WHAT YOU SHOULD DO => Key in the whole listing below again, keeping every word as it is.

INFORMATION SHOWN =>
--*--
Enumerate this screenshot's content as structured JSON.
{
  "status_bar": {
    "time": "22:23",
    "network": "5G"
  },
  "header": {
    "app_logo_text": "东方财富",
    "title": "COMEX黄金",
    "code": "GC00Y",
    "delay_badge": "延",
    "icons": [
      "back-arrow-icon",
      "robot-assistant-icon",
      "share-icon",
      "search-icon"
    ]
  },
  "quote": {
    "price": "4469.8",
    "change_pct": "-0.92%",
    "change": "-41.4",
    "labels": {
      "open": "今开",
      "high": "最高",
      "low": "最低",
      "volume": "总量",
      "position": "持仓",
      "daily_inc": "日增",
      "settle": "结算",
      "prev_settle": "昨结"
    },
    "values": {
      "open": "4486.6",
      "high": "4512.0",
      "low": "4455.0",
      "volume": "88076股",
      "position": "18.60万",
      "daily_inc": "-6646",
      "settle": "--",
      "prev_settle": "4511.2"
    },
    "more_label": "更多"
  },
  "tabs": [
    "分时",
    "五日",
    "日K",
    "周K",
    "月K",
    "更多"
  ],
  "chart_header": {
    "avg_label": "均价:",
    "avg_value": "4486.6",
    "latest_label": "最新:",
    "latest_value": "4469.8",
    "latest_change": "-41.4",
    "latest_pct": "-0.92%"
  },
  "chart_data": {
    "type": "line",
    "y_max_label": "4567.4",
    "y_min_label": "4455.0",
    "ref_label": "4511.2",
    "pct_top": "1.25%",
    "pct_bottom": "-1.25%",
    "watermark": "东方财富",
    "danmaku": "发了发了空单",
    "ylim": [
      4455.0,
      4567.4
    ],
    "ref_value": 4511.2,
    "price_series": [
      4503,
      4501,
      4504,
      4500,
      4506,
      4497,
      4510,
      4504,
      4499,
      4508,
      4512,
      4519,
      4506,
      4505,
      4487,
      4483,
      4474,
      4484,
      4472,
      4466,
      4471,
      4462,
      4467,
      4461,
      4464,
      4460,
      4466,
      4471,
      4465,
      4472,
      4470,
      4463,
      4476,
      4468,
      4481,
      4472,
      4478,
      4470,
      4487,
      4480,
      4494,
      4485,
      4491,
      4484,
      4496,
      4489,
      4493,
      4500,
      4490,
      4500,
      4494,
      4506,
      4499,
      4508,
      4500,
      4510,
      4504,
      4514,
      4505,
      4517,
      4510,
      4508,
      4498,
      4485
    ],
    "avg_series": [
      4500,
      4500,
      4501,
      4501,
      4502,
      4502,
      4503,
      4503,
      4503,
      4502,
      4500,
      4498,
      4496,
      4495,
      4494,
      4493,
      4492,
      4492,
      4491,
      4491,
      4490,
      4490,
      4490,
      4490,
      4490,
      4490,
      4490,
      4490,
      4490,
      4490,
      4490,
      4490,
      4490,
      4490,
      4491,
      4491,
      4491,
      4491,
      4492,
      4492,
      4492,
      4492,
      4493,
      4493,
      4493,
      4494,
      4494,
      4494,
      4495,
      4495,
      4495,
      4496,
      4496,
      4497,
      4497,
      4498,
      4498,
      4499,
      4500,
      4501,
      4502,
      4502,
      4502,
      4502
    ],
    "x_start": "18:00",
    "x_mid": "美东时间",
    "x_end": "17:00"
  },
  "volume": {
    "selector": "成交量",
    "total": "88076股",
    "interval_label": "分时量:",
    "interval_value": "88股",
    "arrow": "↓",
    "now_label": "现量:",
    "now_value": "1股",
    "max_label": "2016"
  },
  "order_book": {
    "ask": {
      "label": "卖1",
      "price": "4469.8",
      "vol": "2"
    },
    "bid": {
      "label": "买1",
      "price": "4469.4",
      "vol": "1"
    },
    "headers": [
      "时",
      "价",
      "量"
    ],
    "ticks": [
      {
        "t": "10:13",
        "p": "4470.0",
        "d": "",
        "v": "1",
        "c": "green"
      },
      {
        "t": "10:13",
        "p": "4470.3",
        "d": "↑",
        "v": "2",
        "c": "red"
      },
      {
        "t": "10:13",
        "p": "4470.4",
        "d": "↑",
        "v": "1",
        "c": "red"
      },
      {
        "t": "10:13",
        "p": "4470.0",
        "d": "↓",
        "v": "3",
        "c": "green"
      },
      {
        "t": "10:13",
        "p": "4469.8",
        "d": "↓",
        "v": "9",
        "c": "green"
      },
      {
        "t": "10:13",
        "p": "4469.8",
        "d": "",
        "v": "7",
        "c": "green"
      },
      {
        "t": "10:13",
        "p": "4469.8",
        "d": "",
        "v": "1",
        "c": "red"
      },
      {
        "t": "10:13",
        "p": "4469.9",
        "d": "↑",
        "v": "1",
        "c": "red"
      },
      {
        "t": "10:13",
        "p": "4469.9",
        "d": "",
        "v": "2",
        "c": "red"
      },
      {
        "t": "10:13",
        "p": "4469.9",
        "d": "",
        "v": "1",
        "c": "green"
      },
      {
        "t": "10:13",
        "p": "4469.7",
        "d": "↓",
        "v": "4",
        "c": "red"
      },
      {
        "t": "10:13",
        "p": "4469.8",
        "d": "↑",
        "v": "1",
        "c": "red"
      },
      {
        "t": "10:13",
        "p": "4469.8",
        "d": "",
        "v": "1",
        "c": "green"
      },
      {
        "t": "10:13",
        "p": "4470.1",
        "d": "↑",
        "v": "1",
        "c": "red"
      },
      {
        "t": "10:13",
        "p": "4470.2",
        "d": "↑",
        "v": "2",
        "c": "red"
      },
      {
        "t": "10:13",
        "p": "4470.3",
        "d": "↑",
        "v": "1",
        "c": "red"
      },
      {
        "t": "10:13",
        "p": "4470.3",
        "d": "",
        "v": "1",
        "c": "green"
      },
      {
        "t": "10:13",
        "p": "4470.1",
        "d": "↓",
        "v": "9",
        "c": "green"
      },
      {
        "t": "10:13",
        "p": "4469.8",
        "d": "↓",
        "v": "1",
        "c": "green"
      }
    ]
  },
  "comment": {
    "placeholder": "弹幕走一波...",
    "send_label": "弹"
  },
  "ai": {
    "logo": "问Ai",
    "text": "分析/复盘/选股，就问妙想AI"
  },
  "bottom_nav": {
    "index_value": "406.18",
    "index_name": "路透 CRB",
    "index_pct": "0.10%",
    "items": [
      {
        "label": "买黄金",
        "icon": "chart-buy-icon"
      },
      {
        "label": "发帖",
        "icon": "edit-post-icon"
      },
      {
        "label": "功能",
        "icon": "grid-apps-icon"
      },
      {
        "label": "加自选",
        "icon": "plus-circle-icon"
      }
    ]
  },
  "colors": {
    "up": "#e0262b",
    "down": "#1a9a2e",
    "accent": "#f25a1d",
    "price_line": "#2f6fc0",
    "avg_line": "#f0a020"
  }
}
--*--
RESULT OF THIS EXERCISE =>
Enumerate this screenshot's content as structured JSON.
{
  "status_bar": {
    "time": "22:23",
    "network": "5G"
  },
  "header": {
    "app_logo_text": "东方财富",
    "title": "COMEX黄金",
    "code": "GC00Y",
    "delay_badge": "延",
    "icons": [
      "back-arrow-icon",
      "robot-assistant-icon",
      "share-icon",
      "search-icon"
    ]
  },
  "quote": {
    "price": "4469.8",
    "change_pct": "-0.92%",
    "change": "-41.4",
    "labels": {
      "open": "今开",
      "high": "最高",
      "low": "最低",
      "volume": "总量",
      "position": "持仓",
      "daily_inc": "日增",
      "settle": "结算",
      "prev_settle": "昨结"
    },
    "values": {
      "open": "4486.6",
      "high": "4512.0",
      "low": "4455.0",
      "volume": "88076股",
      "position": "18.60万",
      "daily_inc": "-6646",
      "settle": "--",
      "prev_settle": "4511.2"
    },
    "more_label": "更多"
  },
  "tabs": [
    "分时",
    "五日",
    "日K",
    "周K",
    "月K",
    "更多"
  ],
  "chart_header": {
    "avg_label": "均价:",
    "avg_value": "4486.6",
    "latest_label": "最新:",
    "latest_value": "4469.8",
    "latest_change": "-41.4",
    "latest_pct": "-0.92%"
  },
  "chart_data": {
    "type": "line",
    "y_max_label": "4567.4",
    "y_min_label": "4455.0",
    "ref_label": "4511.2",
    "pct_top": "1.25%",
    "pct_bottom": "-1.25%",
    "watermark": "东方财富",
    "danmaku": "发了发了空单",
    "ylim": [
      4455.0,
      4567.4
    ],
    "ref_value": 4511.2,
    "price_series": [
      4503,
      4501,
      4504,
      4500,
      4506,
      4497,
      4510,
      4504,
      4499,
      4508,
      4512,
      4519,
      4506,
      4505,
      4487,
      4483,
      4474,
      4484,
      4472,
      4466,
      4471,
      4462,
      4467,
      4461,
      4464,
      4460,
      4466,
      4471,
      4465,
      4472,
      4470,
      4463,
      4476,
      4468,
      4481,
      4472,
      4478,
      4470,
      4487,
      4480,
      4494,
      4485,
      4491,
      4484,
      4496,
      4489,
      4493,
      4500,
      4490,
      4500,
      4494,
      4506,
      4499,
      4508,
      4500,
      4510,
      4504,
      4514,
      4505,
      4517,
      4510,
      4508,
      4498,
      4485
    ],
    "avg_series": [
      4500,
      4500,
      4501,
      4501,
      4502,
      4502,
      4503,
      4503,
      4503,
      4502,
      4500,
      4498,
      4496,
      4495,
      4494,
      4493,
      4492,
      4492,
      4491,
      4491,
      4490,
      4490,
      4490,
      4490,
      4490,
      4490,
      4490,
      4490,
      4490,
      4490,
      4490,
      4490,
      4490,
      4490,
      4491,
      4491,
      4491,
      4491,
      4492,
      4492,
      4492,
      4492,
      4493,
      4493,
      4493,
      4494,
      4494,
      4494,
      4495,
      4495,
      4495,
      4496,
      4496,
      4497,
      4497,
      4498,
      4498,
      4499,
      4500,
      4501,
      4502,
      4502,
      4502,
      4502
    ],
    "x_start": "18:00",
    "x_mid": "美东时间",
    "x_end": "17:00"
  },
  "volume": {
    "selector": "成交量",
    "total": "88076股",
    "interval_label": "分时量:",
    "interval_value": "88股",
    "arrow": "↓",
    "now_label": "现量:",
    "now_value": "1股",
    "max_label": "2016"
  },
  "order_book": {
    "ask": {
      "label": "卖1",
      "price": "4469.8",
      "vol": "2"
    },
    "bid": {
      "label": "买1",
      "price": "4469.4",
      "vol": "1"
    },
    "headers": [
      "时",
      "价",
      "量"
    ],
    "ticks": [
      {
        "t": "10:13",
        "p": "4470.0",
        "d": "",
        "v": "1",
        "c": "green"
      },
      {
        "t": "10:13",
        "p": "4470.3",
        "d": "↑",
        "v": "2",
        "c": "red"
      },
      {
        "t": "10:13",
        "p": "4470.4",
        "d": "↑",
        "v": "1",
        "c": "red"
      },
      {
        "t": "10:13",
        "p": "4470.0",
        "d": "↓",
        "v": "3",
        "c": "green"
      },
      {
        "t": "10:13",
        "p": "4469.8",
        "d": "↓",
        "v": "9",
        "c": "green"
      },
      {
        "t": "10:13",
        "p": "4469.8",
        "d": "",
        "v": "7",
        "c": "green"
      },
      {
        "t": "10:13",
        "p": "4469.8",
        "d": "",
        "v": "1",
        "c": "red"
      },
      {
        "t": "10:13",
        "p": "4469.9",
        "d": "↑",
        "v": "1",
        "c": "red"
      },
      {
        "t": "10:13",
        "p": "4469.9",
        "d": "",
        "v": "2",
        "c": "red"
      },
      {
        "t": "10:13",
        "p": "4469.9",
        "d": "",
        "v": "1",
        "c": "green"
      },
      {
        "t": "10:13",
        "p": "4469.7",
        "d": "↓",
        "v": "4",
        "c": "red"
      },
      {
        "t": "10:13",
        "p": "4469.8",
        "d": "↑",
        "v": "1",
        "c": "red"
      },
      {
        "t": "10:13",
        "p": "4469.8",
        "d": "",
        "v": "1",
        "c": "green"
      },
      {
        "t": "10:13",
        "p": "4470.1",
        "d": "↑",
        "v": "1",
        "c": "red"
      },
      {
        "t": "10:13",
        "p": "4470.2",
        "d": "↑",
        "v": "2",
        "c": "red"
      },
      {
        "t": "10:13",
        "p": "4470.3",
        "d": "↑",
        "v": "1",
        "c": "red"
      },
      {
        "t": "10:13",
        "p": "4470.3",
        "d": "",
        "v": "1",
        "c": "green"
      },
      {
        "t": "10:13",
        "p": "4470.1",
        "d": "↓",
        "v": "9",
        "c": "green"
      },
      {
        "t": "10:13",
        "p": "4469.8",
        "d": "↓",
        "v": "1",
        "c": "green"
      }
    ]
  },
  "comment": {
    "placeholder": "弹幕走一波...",
    "send_label": "弹"
  },
  "ai": {
    "logo": "问Ai",
    "text": "分析/复盘/选股，就问妙想AI"
  },
  "bottom_nav": {
    "index_value": "406.18",
    "index_name": "路透 CRB",
    "index_pct": "0.10%",
    "items": [
      {
        "label": "买黄金",
        "icon": "chart-buy-icon"
      },
      {
        "label": "发帖",
        "icon": "edit-post-icon"
      },
      {
        "label": "功能",
        "icon": "grid-apps-icon"
      },
      {
        "label": "加自选",
        "icon": "plus-circle-icon"
      }
    ]
  },
  "colors": {
    "up": "#e0262b",
    "down": "#1a9a2e",
    "accent": "#f25a1d",
    "price_line": "#2f6fc0",
    "avg_line": "#f0a020"
  }
}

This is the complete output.